- **Required action**: Print all of the entries exactly, minus the pictures.

- **Input data**:
——————————

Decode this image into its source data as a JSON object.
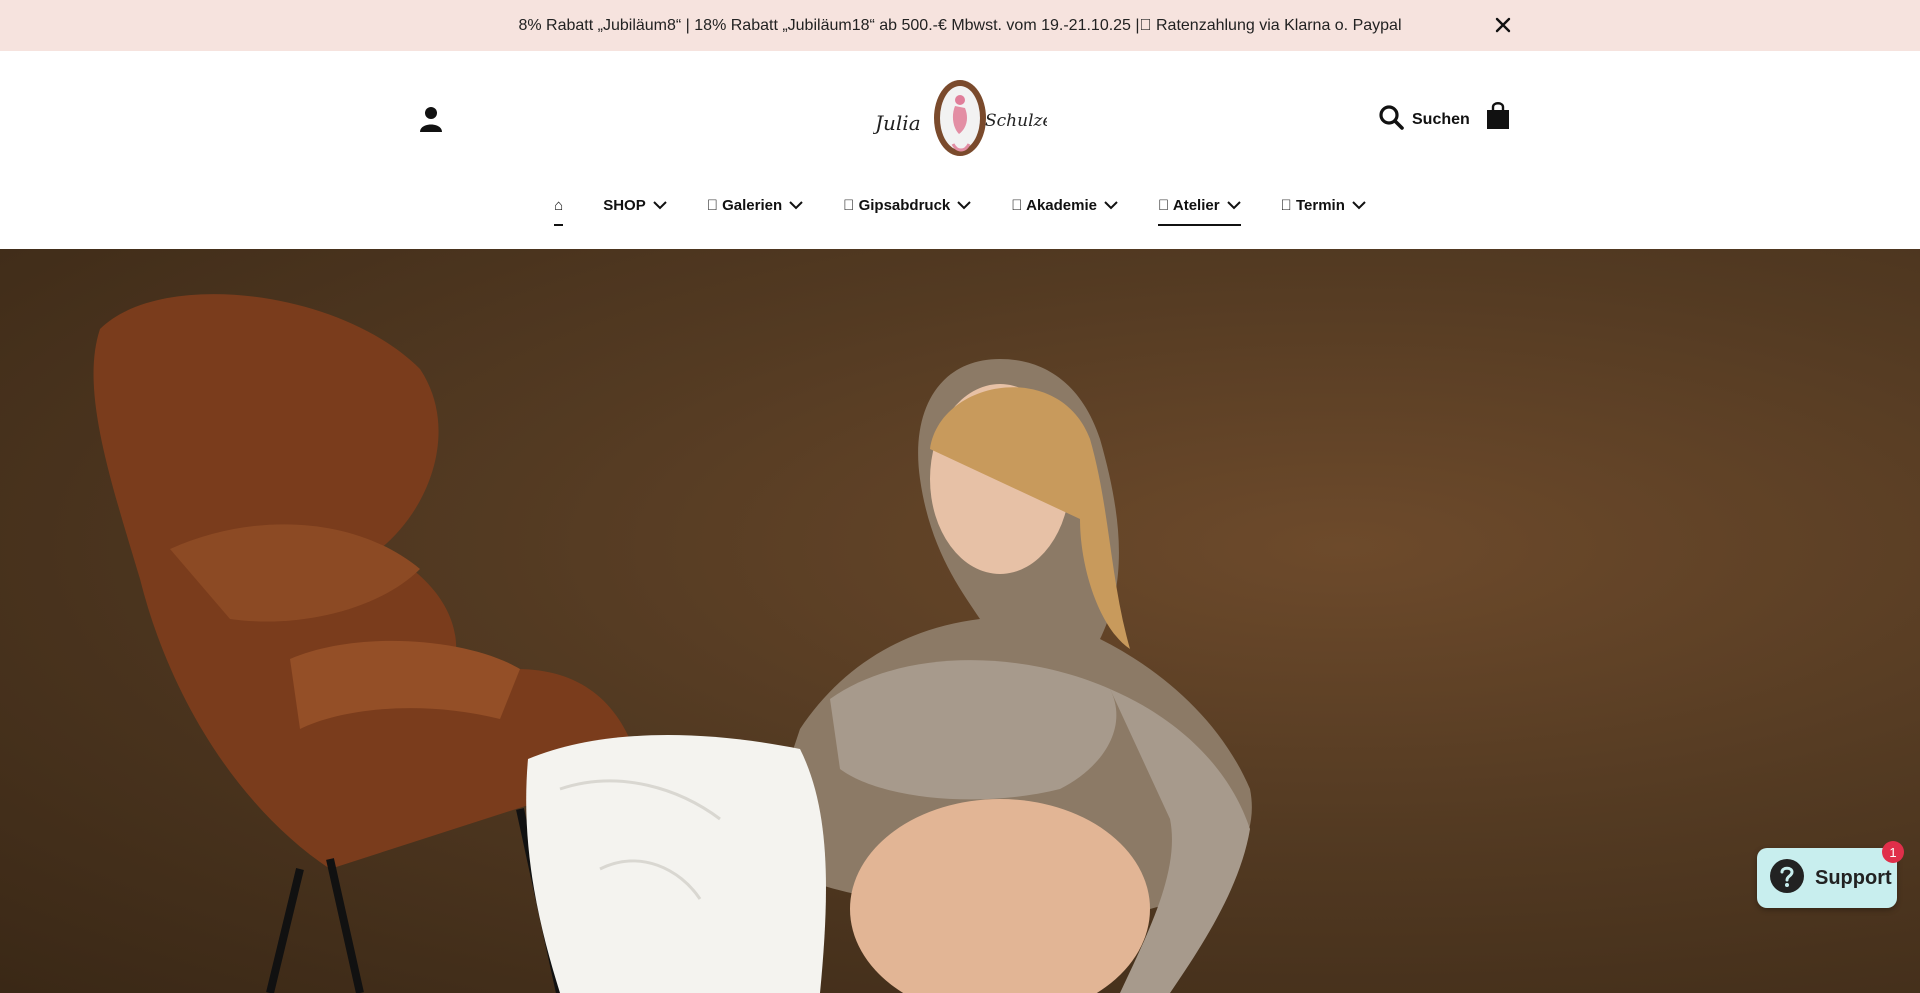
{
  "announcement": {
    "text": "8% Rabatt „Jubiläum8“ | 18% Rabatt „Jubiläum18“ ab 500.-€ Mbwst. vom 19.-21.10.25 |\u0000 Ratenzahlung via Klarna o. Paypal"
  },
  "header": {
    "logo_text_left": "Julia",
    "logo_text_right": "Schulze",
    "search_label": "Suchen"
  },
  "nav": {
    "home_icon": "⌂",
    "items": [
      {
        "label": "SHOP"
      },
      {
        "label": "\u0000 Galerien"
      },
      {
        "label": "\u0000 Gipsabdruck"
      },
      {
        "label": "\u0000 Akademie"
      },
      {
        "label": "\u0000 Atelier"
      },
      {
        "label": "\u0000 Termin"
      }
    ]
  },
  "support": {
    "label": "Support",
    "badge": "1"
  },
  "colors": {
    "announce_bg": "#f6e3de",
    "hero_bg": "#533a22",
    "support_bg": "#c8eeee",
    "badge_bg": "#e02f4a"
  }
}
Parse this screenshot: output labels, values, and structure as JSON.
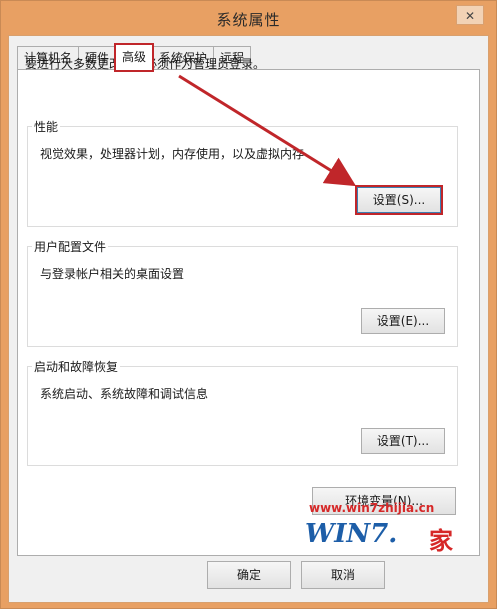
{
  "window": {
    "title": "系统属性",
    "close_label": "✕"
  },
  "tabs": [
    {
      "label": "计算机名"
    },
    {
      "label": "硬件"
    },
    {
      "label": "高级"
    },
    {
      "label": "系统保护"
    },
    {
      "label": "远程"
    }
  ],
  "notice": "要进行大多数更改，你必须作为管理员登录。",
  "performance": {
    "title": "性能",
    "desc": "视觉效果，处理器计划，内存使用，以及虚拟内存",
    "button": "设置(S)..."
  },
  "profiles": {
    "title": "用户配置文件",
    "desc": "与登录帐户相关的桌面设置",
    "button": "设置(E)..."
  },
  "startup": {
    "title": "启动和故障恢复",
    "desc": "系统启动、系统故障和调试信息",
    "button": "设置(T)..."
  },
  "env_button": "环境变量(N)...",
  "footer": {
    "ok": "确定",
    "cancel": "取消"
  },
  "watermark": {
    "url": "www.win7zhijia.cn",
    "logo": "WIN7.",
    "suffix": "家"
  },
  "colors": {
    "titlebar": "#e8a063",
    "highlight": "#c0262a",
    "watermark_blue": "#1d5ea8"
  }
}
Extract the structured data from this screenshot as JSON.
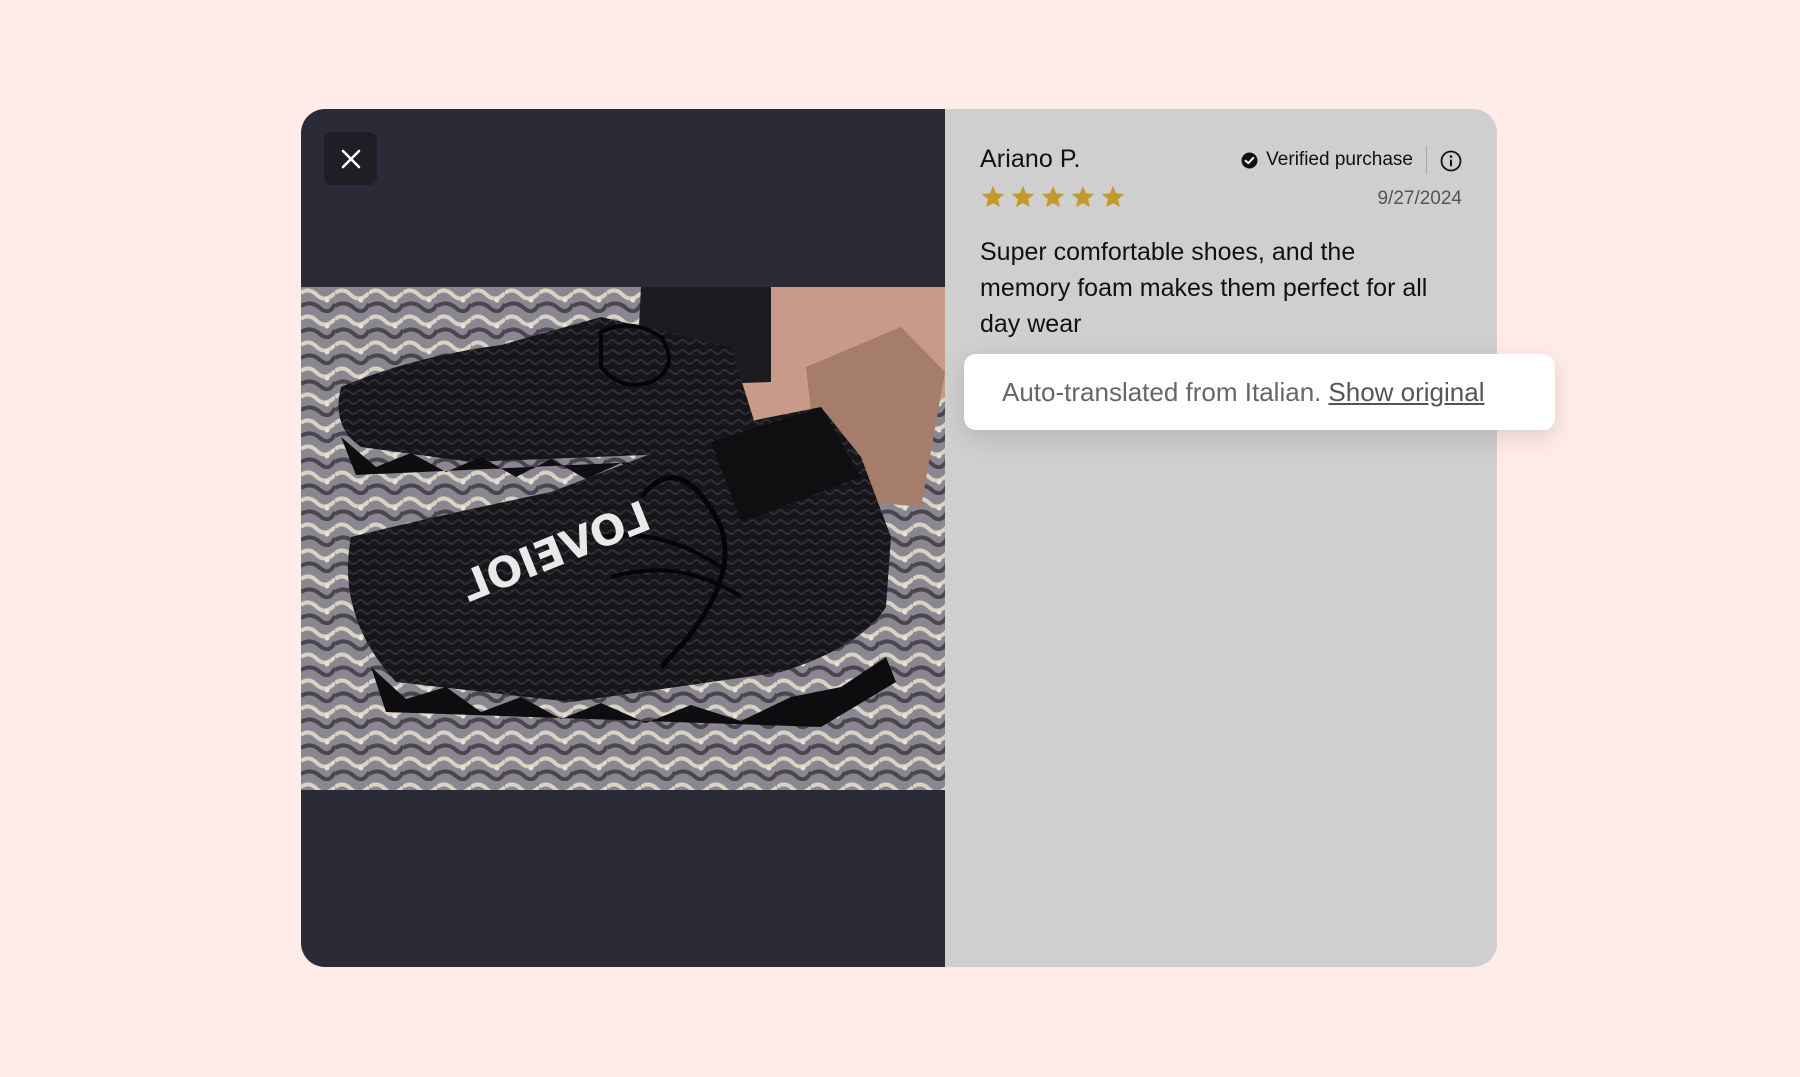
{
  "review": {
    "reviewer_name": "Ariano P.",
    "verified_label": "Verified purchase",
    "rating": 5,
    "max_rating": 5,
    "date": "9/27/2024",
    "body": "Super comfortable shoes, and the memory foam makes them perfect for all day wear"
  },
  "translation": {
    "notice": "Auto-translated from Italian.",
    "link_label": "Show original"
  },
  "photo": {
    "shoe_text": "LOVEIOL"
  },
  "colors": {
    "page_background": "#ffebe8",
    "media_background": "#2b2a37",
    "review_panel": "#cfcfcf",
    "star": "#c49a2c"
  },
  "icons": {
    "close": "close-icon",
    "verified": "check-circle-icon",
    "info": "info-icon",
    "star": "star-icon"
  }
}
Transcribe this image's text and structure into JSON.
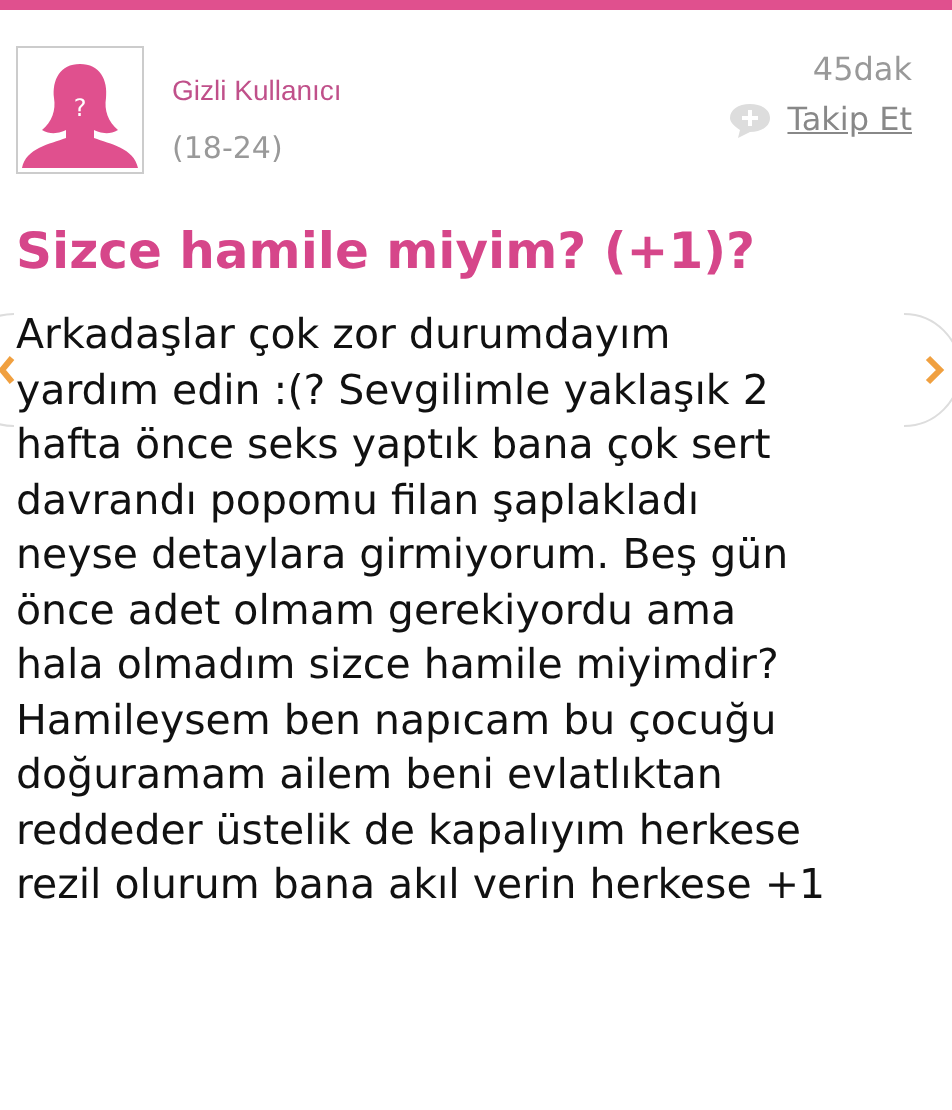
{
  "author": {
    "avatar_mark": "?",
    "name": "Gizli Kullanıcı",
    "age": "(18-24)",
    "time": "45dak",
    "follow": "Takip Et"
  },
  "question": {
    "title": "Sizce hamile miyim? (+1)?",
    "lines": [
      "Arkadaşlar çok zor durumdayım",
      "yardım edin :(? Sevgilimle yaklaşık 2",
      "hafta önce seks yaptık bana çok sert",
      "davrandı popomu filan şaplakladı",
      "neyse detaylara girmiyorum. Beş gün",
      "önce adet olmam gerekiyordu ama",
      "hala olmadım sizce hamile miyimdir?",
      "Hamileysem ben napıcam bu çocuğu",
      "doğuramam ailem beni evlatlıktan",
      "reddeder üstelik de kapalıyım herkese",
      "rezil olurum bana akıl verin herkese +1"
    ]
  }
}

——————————

- **Answer below**:
Decode this image into its source data as a JSON object.
{
  "announcement": {
    "text": "8% Rabatt „Jubiläum8“ | 18% Rabatt „Jubiläum18“ ab 500.-€ Mbwst. vom 19.-21.10.25 |\u0000 Ratenzahlung via Klarna o. Paypal"
  },
  "header": {
    "logo_text_left": "Julia",
    "logo_text_right": "Schulze",
    "search_label": "Suchen"
  },
  "nav": {
    "home_icon": "⌂",
    "items": [
      {
        "label": "SHOP"
      },
      {
        "label": "\u0000 Galerien"
      },
      {
        "label": "\u0000 Gipsabdruck"
      },
      {
        "label": "\u0000 Akademie"
      },
      {
        "label": "\u0000 Atelier"
      },
      {
        "label": "\u0000 Termin"
      }
    ]
  },
  "support": {
    "label": "Support",
    "badge": "1"
  },
  "colors": {
    "announce_bg": "#f6e3de",
    "hero_bg": "#533a22",
    "support_bg": "#c8eeee",
    "badge_bg": "#e02f4a"
  }
}
Parse this screenshot: output labels, values, and structure as JSON.
{
  "window": {
    "title": "系统属性",
    "close_label": "✕"
  },
  "tabs": [
    {
      "label": "计算机名"
    },
    {
      "label": "硬件"
    },
    {
      "label": "高级"
    },
    {
      "label": "系统保护"
    },
    {
      "label": "远程"
    }
  ],
  "notice": "要进行大多数更改，你必须作为管理员登录。",
  "performance": {
    "title": "性能",
    "desc": "视觉效果，处理器计划，内存使用，以及虚拟内存",
    "button": "设置(S)..."
  },
  "profiles": {
    "title": "用户配置文件",
    "desc": "与登录帐户相关的桌面设置",
    "button": "设置(E)..."
  },
  "startup": {
    "title": "启动和故障恢复",
    "desc": "系统启动、系统故障和调试信息",
    "button": "设置(T)..."
  },
  "env_button": "环境变量(N)...",
  "footer": {
    "ok": "确定",
    "cancel": "取消"
  },
  "watermark": {
    "url": "www.win7zhijia.cn",
    "logo": "WIN7.",
    "suffix": "家"
  },
  "colors": {
    "titlebar": "#e8a063",
    "highlight": "#c0262a",
    "watermark_blue": "#1d5ea8"
  }
}
Extract the structured data from this screenshot as JSON.
{
  "review": {
    "reviewer_name": "Ariano P.",
    "verified_label": "Verified purchase",
    "rating": 5,
    "max_rating": 5,
    "date": "9/27/2024",
    "body": "Super comfortable shoes, and the memory foam makes them perfect for all day wear"
  },
  "translation": {
    "notice": "Auto-translated from Italian.",
    "link_label": "Show original"
  },
  "photo": {
    "shoe_text": "LOVEIOL"
  },
  "colors": {
    "page_background": "#ffebe8",
    "media_background": "#2b2a37",
    "review_panel": "#cfcfcf",
    "star": "#c49a2c"
  },
  "icons": {
    "close": "close-icon",
    "verified": "check-circle-icon",
    "info": "info-icon",
    "star": "star-icon"
  }
}
Transcribe this image's text and structure into JSON.
{
  "author": {
    "avatar_mark": "?",
    "name": "Gizli Kullanıcı",
    "age": "(18-24)",
    "time": "45dak",
    "follow": "Takip Et"
  },
  "question": {
    "title": "Sizce hamile miyim? (+1)?",
    "lines": [
      "Arkadaşlar çok zor durumdayım",
      "yardım edin :(? Sevgilimle yaklaşık 2",
      "hafta önce seks yaptık bana çok sert",
      "davrandı popomu filan şaplakladı",
      "neyse detaylara girmiyorum. Beş gün",
      "önce adet olmam gerekiyordu ama",
      "hala olmadım sizce hamile miyimdir?",
      "Hamileysem ben napıcam bu çocuğu",
      "doğuramam ailem beni evlatlıktan",
      "reddeder üstelik de kapalıyım herkese",
      "rezil olurum bana akıl verin herkese +1"
    ]
  }
}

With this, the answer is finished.